Marketers are facing a crisis of confidence about the immediate future, according to the summer Marketing Trends Survey published by Britain's Chartered Institute of Marketing.
According to the study, lack of confidence has resulted in its members setting extremely circumspect sales targets. Sales growth forecasts across the marketing spectrum now average 4.7% compared with 4.9% earlier this year – an unsurpassed nadir since the CIM began publishing the study in 1994.
Until this spring, anticipated average sales growth had never fallen below 5% and only on two occasions – in January 1998 and April 1996 – has it dropped below six per cent.
Although 59% of respondents maintain that their targets are realistic, few are optimistic that they will achieve even the lowered figures. The CIM Confidence Index has slumped to 89.1%, its second lowest level to date.
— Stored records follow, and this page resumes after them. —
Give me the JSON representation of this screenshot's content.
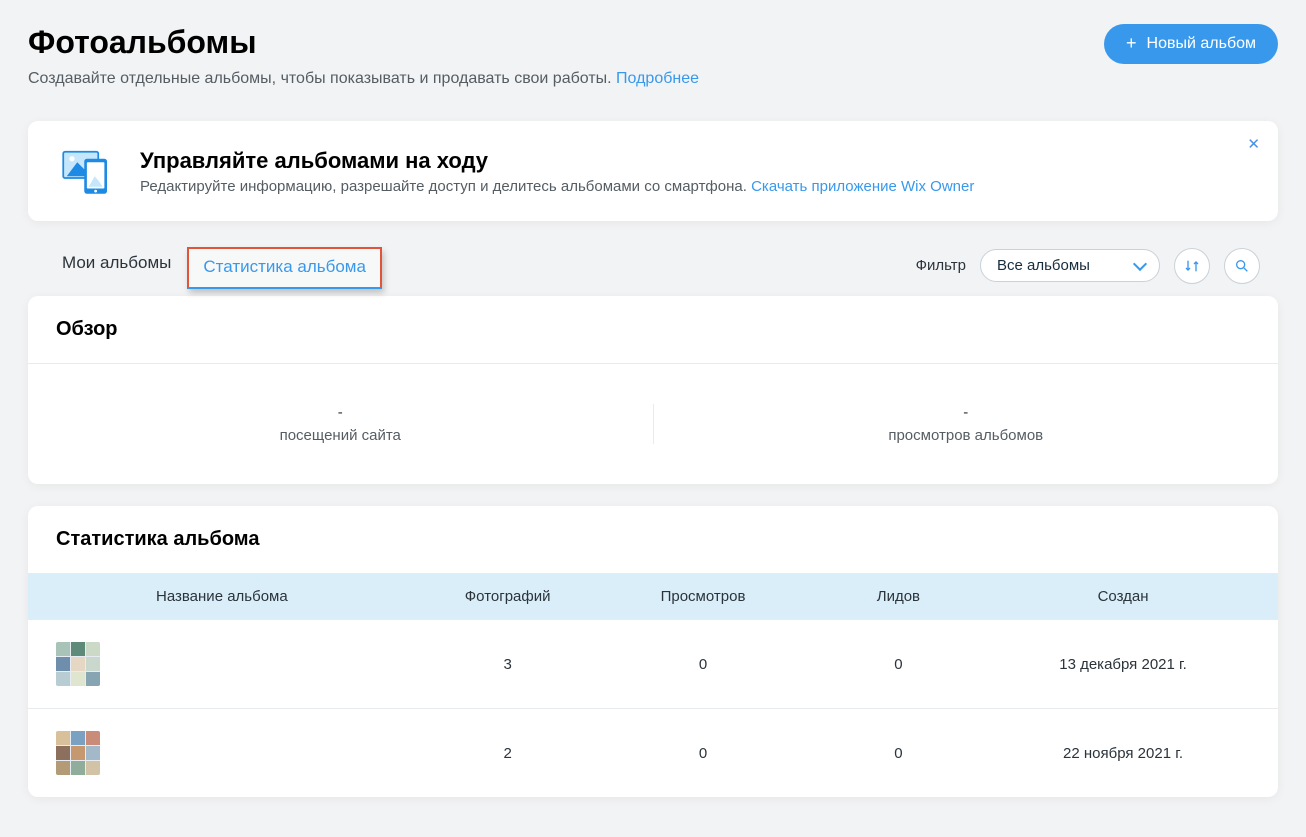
{
  "header": {
    "title": "Фотоальбомы",
    "subtitle": "Создавайте отдельные альбомы, чтобы показывать и продавать свои работы. ",
    "learn_more": "Подробнее",
    "new_album_label": "Новый альбом"
  },
  "promo": {
    "title": "Управляйте альбомами на ходу",
    "text": "Редактируйте информацию, разрешайте доступ и делитесь альбомами со смартфона. ",
    "download_link": "Скачать приложение Wix Owner"
  },
  "tabs": {
    "my_albums": "Мои альбомы",
    "stats": "Статистика альбома"
  },
  "filter": {
    "label": "Фильтр",
    "selected": "Все альбомы"
  },
  "overview": {
    "heading": "Обзор",
    "site_visits_value": "-",
    "site_visits_label": "посещений сайта",
    "album_views_value": "-",
    "album_views_label": "просмотров альбомов"
  },
  "stats": {
    "heading": "Статистика альбома",
    "cols": {
      "name": "Название альбома",
      "photos": "Фотографий",
      "views": "Просмотров",
      "leads": "Лидов",
      "date": "Создан"
    },
    "rows": [
      {
        "name": "",
        "photos": "3",
        "views": "0",
        "leads": "0",
        "date": "13 декабря 2021 г."
      },
      {
        "name": "",
        "photos": "2",
        "views": "0",
        "leads": "0",
        "date": "22 ноября 2021 г."
      }
    ]
  }
}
Forty per cent of marketers believe they face “formidable” sales goals, twenty nine per cent seeing these as "very challenging", while another 9% dub them “unrealistic”.
These attitudes appear to be constant across most types of business, regions and size of companies, with only a smattering of categories defying the gloom – primarily the services and chemicals sectors, and businesses based in the North of England and the West Midlands.
Not a single respondent expected to better their targets “by a wide margin” with only a small minority believing they would attain their goals.
The report, which underscores the results of the CIM's spring 2001 survey, concludes that the marketing profession has undergone a blow to its confidence and is moving forward with caution. This in turn has affected spending plans.
News source: Daily Research News Online